[TASK TO COMPLETE]
Go through the records below and copy out every line that contains the word "Output".

[ENTRIES SHOWN]
+-------+

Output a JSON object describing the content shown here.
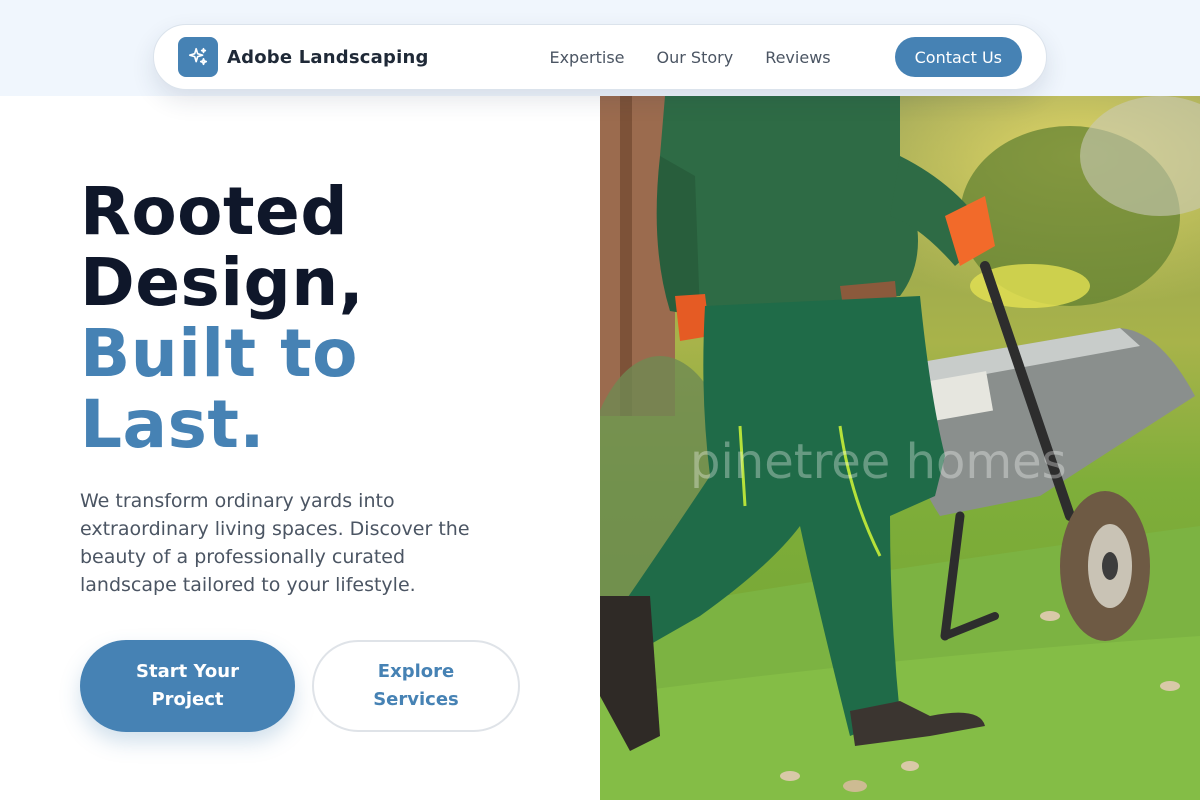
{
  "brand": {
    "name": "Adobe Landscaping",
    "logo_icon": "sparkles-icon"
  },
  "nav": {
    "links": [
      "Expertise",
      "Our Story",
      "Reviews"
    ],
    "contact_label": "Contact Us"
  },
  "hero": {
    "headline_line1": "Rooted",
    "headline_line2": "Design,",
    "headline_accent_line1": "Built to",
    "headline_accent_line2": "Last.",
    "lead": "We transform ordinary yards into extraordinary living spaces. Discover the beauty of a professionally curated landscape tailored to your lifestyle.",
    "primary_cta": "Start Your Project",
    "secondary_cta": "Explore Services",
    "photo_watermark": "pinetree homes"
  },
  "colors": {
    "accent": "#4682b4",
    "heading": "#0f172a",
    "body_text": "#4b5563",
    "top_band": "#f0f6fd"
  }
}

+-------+

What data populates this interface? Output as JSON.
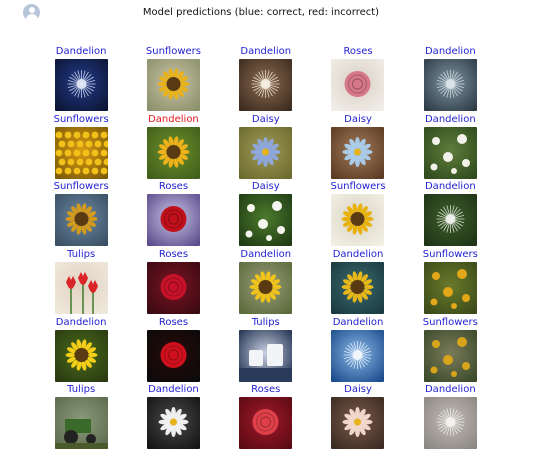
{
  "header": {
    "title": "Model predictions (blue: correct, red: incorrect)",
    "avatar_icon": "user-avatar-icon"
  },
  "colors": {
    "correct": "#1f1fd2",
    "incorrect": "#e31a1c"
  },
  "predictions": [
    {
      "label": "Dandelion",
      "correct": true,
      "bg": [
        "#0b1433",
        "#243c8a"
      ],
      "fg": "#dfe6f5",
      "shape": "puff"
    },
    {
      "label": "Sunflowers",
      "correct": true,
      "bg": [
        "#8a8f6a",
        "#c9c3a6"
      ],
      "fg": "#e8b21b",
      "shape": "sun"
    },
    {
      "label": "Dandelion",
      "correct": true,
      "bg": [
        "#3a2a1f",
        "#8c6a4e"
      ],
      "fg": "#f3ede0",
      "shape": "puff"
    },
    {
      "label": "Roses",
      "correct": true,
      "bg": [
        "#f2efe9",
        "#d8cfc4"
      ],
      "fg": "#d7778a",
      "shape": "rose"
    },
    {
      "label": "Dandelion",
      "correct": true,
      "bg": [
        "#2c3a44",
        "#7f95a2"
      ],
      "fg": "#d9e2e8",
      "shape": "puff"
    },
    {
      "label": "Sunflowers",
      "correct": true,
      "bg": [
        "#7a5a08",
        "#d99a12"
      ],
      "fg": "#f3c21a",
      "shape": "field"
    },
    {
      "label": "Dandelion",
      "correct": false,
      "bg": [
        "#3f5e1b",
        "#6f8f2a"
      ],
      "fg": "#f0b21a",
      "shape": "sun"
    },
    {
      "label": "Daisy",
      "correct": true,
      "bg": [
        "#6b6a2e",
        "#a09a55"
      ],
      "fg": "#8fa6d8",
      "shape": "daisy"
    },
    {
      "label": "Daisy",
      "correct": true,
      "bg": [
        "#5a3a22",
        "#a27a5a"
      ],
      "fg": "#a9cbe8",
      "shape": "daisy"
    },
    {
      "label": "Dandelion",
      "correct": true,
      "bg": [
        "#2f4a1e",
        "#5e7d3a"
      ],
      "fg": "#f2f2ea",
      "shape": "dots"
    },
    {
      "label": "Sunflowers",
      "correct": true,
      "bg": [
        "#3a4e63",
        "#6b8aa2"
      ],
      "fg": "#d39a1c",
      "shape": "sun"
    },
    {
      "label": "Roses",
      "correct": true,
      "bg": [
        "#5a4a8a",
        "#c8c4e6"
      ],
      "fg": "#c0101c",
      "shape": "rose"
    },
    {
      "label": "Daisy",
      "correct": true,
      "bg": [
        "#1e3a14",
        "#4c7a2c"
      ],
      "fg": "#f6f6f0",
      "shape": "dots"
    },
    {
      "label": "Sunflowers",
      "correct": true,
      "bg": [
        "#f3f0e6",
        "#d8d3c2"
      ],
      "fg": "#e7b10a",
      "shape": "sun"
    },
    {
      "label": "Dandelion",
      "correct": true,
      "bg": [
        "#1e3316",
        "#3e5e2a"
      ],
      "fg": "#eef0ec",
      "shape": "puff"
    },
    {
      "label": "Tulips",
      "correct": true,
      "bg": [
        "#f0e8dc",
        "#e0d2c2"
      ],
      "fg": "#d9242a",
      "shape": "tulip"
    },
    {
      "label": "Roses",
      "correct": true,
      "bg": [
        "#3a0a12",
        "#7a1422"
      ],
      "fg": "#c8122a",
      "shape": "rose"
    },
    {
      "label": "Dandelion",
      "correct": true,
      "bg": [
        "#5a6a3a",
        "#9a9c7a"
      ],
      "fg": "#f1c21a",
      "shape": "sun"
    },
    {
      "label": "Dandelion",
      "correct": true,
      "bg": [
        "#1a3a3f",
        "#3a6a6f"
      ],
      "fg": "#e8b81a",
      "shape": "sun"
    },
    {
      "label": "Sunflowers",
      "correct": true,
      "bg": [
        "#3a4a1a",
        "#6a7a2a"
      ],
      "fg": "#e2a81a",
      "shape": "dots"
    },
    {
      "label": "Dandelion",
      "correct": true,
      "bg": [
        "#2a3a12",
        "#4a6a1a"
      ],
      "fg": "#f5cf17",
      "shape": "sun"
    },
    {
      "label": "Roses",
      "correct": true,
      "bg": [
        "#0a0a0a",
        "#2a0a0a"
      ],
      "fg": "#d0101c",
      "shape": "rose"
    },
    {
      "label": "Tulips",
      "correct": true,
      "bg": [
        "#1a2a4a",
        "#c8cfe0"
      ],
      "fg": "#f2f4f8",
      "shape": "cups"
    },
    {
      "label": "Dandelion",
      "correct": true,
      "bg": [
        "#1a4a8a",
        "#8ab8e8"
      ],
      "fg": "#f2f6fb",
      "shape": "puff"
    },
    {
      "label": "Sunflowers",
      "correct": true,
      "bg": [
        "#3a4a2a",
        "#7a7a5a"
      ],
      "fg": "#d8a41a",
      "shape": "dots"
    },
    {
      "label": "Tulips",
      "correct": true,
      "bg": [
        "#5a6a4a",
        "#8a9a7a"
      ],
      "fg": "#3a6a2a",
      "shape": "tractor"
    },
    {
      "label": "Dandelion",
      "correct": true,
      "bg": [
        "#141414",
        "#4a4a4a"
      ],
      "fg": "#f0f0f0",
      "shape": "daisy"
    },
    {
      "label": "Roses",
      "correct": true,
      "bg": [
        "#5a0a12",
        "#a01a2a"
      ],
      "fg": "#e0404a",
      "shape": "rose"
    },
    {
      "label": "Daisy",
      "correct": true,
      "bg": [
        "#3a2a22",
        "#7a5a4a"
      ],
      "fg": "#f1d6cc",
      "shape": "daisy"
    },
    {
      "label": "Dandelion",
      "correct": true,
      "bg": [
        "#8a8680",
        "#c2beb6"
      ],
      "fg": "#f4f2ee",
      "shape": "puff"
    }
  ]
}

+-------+

[SOLUTION BELOW]
Output a JSON object describing the content shown here.
What data populates this interface? Output as JSON.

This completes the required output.